Washington, DC is a pretty grim place these days.  Despite the energy and unity displayed at the Women’s March last weekend, the inauguration and the actions of our new president this past week have left a lot of people here feeling both depressed and infuriated.  So in order to temporarily escape reality, I find myself daydreaming of the day we spent in Königssee in December…

Königssee is a beautiful lake in Germany’s Berchtesgaden National Park, near the Austrian border.  It’s more of a summertime destination, but I’m glad we were able to see it in winter when there was snow on the ground and the crowds were nonexistent.  We were worried when we arrived at the ferry docks as a heavy fog rolled in, but it slowly cleared and we were able to see more of the mountains around us.

The only way to get around Königssee is by boat as the lake is surrounded by steep mountains walls and it’s impossible to hike around.  In the winter, only a few boats run daily and the only stop is St. Bartholomew church which was originally built in the 12th century, then remodeled in the 16th century using architecture influenced by the Ottomans.
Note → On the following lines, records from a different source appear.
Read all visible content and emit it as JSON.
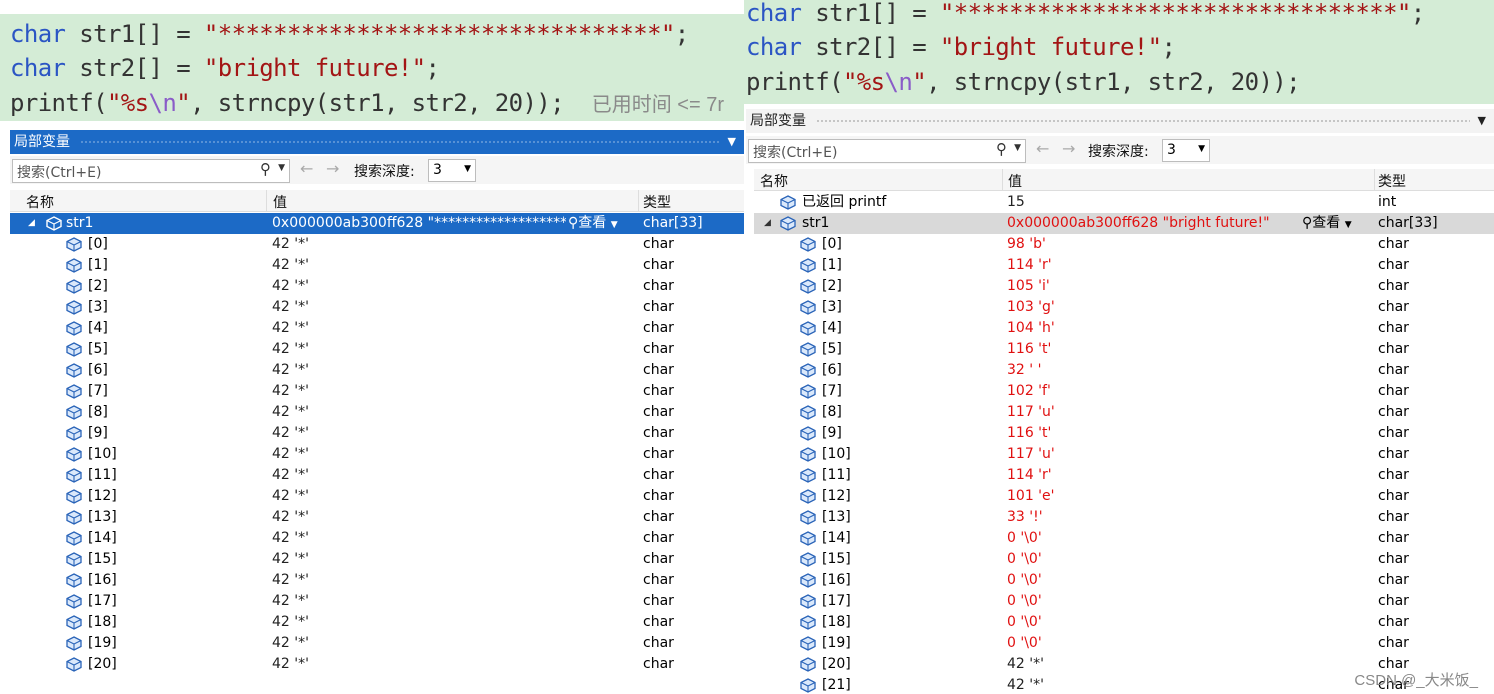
{
  "left": {
    "code": {
      "line1": {
        "kw": "char",
        "decl": " str1[] = ",
        "str": "\"********************************\"",
        "end": ";"
      },
      "line2": {
        "kw": "char",
        "decl": " str2[] = ",
        "str": "\"bright future!\"",
        "end": ";"
      },
      "line3": {
        "fn": "printf(",
        "str_a": "\"%s",
        "esc": "\\n",
        "str_b": "\"",
        "rest": ", strncpy(str1, str2, 20));",
        "ghost": "已用时间 <= 7r"
      }
    },
    "title": "局部变量",
    "search_placeholder": "搜索(Ctrl+E)",
    "depth_label": "搜索深度:",
    "depth_value": "3",
    "columns": {
      "name": "名称",
      "value": "值",
      "type": "类型"
    },
    "root": {
      "name": "str1",
      "value": "0x000000ab300ff628 \"********************************...",
      "lookup": "查看",
      "type": "char[33]"
    },
    "rows": [
      {
        "name": "[0]",
        "value": "42 '*'",
        "type": "char"
      },
      {
        "name": "[1]",
        "value": "42 '*'",
        "type": "char"
      },
      {
        "name": "[2]",
        "value": "42 '*'",
        "type": "char"
      },
      {
        "name": "[3]",
        "value": "42 '*'",
        "type": "char"
      },
      {
        "name": "[4]",
        "value": "42 '*'",
        "type": "char"
      },
      {
        "name": "[5]",
        "value": "42 '*'",
        "type": "char"
      },
      {
        "name": "[6]",
        "value": "42 '*'",
        "type": "char"
      },
      {
        "name": "[7]",
        "value": "42 '*'",
        "type": "char"
      },
      {
        "name": "[8]",
        "value": "42 '*'",
        "type": "char"
      },
      {
        "name": "[9]",
        "value": "42 '*'",
        "type": "char"
      },
      {
        "name": "[10]",
        "value": "42 '*'",
        "type": "char"
      },
      {
        "name": "[11]",
        "value": "42 '*'",
        "type": "char"
      },
      {
        "name": "[12]",
        "value": "42 '*'",
        "type": "char"
      },
      {
        "name": "[13]",
        "value": "42 '*'",
        "type": "char"
      },
      {
        "name": "[14]",
        "value": "42 '*'",
        "type": "char"
      },
      {
        "name": "[15]",
        "value": "42 '*'",
        "type": "char"
      },
      {
        "name": "[16]",
        "value": "42 '*'",
        "type": "char"
      },
      {
        "name": "[17]",
        "value": "42 '*'",
        "type": "char"
      },
      {
        "name": "[18]",
        "value": "42 '*'",
        "type": "char"
      },
      {
        "name": "[19]",
        "value": "42 '*'",
        "type": "char"
      },
      {
        "name": "[20]",
        "value": "42 '*'",
        "type": "char"
      }
    ]
  },
  "right": {
    "code": {
      "line1": {
        "kw": "char",
        "decl": " str1[] = ",
        "str": "\"********************************\"",
        "end": ";"
      },
      "line2": {
        "kw": "char",
        "decl": " str2[] = ",
        "str": "\"bright future!\"",
        "end": ";"
      },
      "line3": {
        "fn": "printf(",
        "str_a": "\"%s",
        "esc": "\\n",
        "str_b": "\"",
        "rest": ", strncpy(str1, str2, 20));"
      }
    },
    "title": "局部变量",
    "search_placeholder": "搜索(Ctrl+E)",
    "depth_label": "搜索深度:",
    "depth_value": "3",
    "columns": {
      "name": "名称",
      "value": "值",
      "type": "类型"
    },
    "returned": {
      "name": "已返回 printf",
      "value": "15",
      "type": "int"
    },
    "root": {
      "name": "str1",
      "value": "0x000000ab300ff628 \"bright future!\"",
      "lookup": "查看",
      "type": "char[33]"
    },
    "rows": [
      {
        "name": "[0]",
        "value": "98 'b'",
        "type": "char",
        "changed": true
      },
      {
        "name": "[1]",
        "value": "114 'r'",
        "type": "char",
        "changed": true
      },
      {
        "name": "[2]",
        "value": "105 'i'",
        "type": "char",
        "changed": true
      },
      {
        "name": "[3]",
        "value": "103 'g'",
        "type": "char",
        "changed": true
      },
      {
        "name": "[4]",
        "value": "104 'h'",
        "type": "char",
        "changed": true
      },
      {
        "name": "[5]",
        "value": "116 't'",
        "type": "char",
        "changed": true
      },
      {
        "name": "[6]",
        "value": "32 ' '",
        "type": "char",
        "changed": true
      },
      {
        "name": "[7]",
        "value": "102 'f'",
        "type": "char",
        "changed": true
      },
      {
        "name": "[8]",
        "value": "117 'u'",
        "type": "char",
        "changed": true
      },
      {
        "name": "[9]",
        "value": "116 't'",
        "type": "char",
        "changed": true
      },
      {
        "name": "[10]",
        "value": "117 'u'",
        "type": "char",
        "changed": true
      },
      {
        "name": "[11]",
        "value": "114 'r'",
        "type": "char",
        "changed": true
      },
      {
        "name": "[12]",
        "value": "101 'e'",
        "type": "char",
        "changed": true
      },
      {
        "name": "[13]",
        "value": "33 '!'",
        "type": "char",
        "changed": true
      },
      {
        "name": "[14]",
        "value": "0 '\\0'",
        "type": "char",
        "changed": true
      },
      {
        "name": "[15]",
        "value": "0 '\\0'",
        "type": "char",
        "changed": true
      },
      {
        "name": "[16]",
        "value": "0 '\\0'",
        "type": "char",
        "changed": true
      },
      {
        "name": "[17]",
        "value": "0 '\\0'",
        "type": "char",
        "changed": true
      },
      {
        "name": "[18]",
        "value": "0 '\\0'",
        "type": "char",
        "changed": true
      },
      {
        "name": "[19]",
        "value": "0 '\\0'",
        "type": "char",
        "changed": true
      },
      {
        "name": "[20]",
        "value": "42 '*'",
        "type": "char",
        "changed": false
      },
      {
        "name": "[21]",
        "value": "42 '*'",
        "type": "char",
        "changed": false
      }
    ]
  },
  "watermark": "CSDN @_大米饭_",
  "colors": {
    "selection": "#1c6ac6",
    "changed_value": "#e01010",
    "code_bg": "#d4ecd6",
    "keyword": "#2b55c4",
    "string": "#a31515"
  },
  "icons": {
    "variable": "cube-icon",
    "search": "magnifier-icon",
    "back": "arrow-left-icon",
    "forward": "arrow-right-icon",
    "expand": "collapse-triangle-icon",
    "dropdown": "chevron-down-icon"
  }
}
By the time we got to St. Bartholomew, the fog had cleared and it was a beautiful winter day.  Originally, we wanted to go to Obersee, the smaller lake next to Königssee, but the boat doesn’t run to the Salet stop closest to Obersee in the winter so instead we found a 6 km hike leading to an eiskapelle, or ice chapel.

We started off quickly on the hike since we had less than 3 hours until the last boat back to town left St. Bartholomew, and if you missed the last boat, you were out of luck and stranded for the night.  It seemed like plenty of time, but you never know!

As we hiked up the mountain and into the forest, we came across this tiny Chapel of St. Paul and John and the trail became really snowy.

We stopped here for what was the best view of the hike as the forest cleared and we had a clear shot of Watzmann, the third highest mountain in Germany.

It was here that the trail went from a well-maintained uphill path to a very snowy and slippery rock scramble.

We passed all the warning signs about avalanches (we definitely heard one in the distance as we started out on the hike) and soldiered on toward where we hoped the ice chapel was.  There were no signs to guide us, but Robin figured out a path despite my protests that we should turn back just to make sure we had enough time to catch the last boat.

In the end, I’m glad we didn’t give up,  The pictures don’t do it justice, but the ice chapel was truly unique and beautiful in the snow.  There was only one other couple from our boat who made the trek so we pretty much had the place to ourselves.  I wish we could have enjoyed it longer, but I was still worried about time and the prospect of sleeping in a cold, unheated church (at best!) that night.

As we made the hike back, we came across some mountain goats who were walking much more steadily than we were in the snow.

We made it back to St. Bartholomew with over a half an hour to spare so we celebrated with some drinks and more bread, cheese, and venison.  And of course, Robin gloated a little about being right about the timing.

We caught the last boat back to town and took in the views one last time, just as darkness began to sink in.  Even though we didn’t get to Obersee like we wanted, I think we found something even better and more memorable with the snowy hike to the ice chapel!